§ TASK GOAL
The response should be a faithful copy of every record, with nothing left out.
------------------------------------------------
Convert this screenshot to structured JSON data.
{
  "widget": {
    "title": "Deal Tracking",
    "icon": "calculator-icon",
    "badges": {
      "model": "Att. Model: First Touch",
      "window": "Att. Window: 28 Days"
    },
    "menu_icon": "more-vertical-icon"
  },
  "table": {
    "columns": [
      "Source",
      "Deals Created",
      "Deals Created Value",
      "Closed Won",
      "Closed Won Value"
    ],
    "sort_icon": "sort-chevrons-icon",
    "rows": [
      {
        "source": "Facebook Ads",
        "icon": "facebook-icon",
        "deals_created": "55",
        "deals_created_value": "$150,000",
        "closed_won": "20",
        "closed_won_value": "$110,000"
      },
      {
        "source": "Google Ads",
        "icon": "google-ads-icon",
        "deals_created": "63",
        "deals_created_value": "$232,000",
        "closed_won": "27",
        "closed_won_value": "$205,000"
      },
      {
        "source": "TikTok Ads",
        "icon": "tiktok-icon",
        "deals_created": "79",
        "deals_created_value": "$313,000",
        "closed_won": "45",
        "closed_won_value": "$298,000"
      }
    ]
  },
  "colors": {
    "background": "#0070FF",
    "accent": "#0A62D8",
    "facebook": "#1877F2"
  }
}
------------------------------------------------
§ RESPONSE
Convert this screenshot to structured JSON data.
{
  "widget": {
    "title": "Deal Tracking",
    "icon": "calculator-icon",
    "badges": {
      "model": "Att. Model: First Touch",
      "window": "Att. Window: 28 Days"
    },
    "menu_icon": "more-vertical-icon"
  },
  "table": {
    "columns": [
      "Source",
      "Deals Created",
      "Deals Created Value",
      "Closed Won",
      "Closed Won Value"
    ],
    "sort_icon": "sort-chevrons-icon",
    "rows": [
      {
        "source": "Facebook Ads",
        "icon": "facebook-icon",
        "deals_created": "55",
        "deals_created_value": "$150,000",
        "closed_won": "20",
        "closed_won_value": "$110,000"
      },
      {
        "source": "Google Ads",
        "icon": "google-ads-icon",
        "deals_created": "63",
        "deals_created_value": "$232,000",
        "closed_won": "27",
        "closed_won_value": "$205,000"
      },
      {
        "source": "TikTok Ads",
        "icon": "tiktok-icon",
        "deals_created": "79",
        "deals_created_value": "$313,000",
        "closed_won": "45",
        "closed_won_value": "$298,000"
      }
    ]
  },
  "colors": {
    "background": "#0070FF",
    "accent": "#0A62D8",
    "facebook": "#1877F2"
  }
}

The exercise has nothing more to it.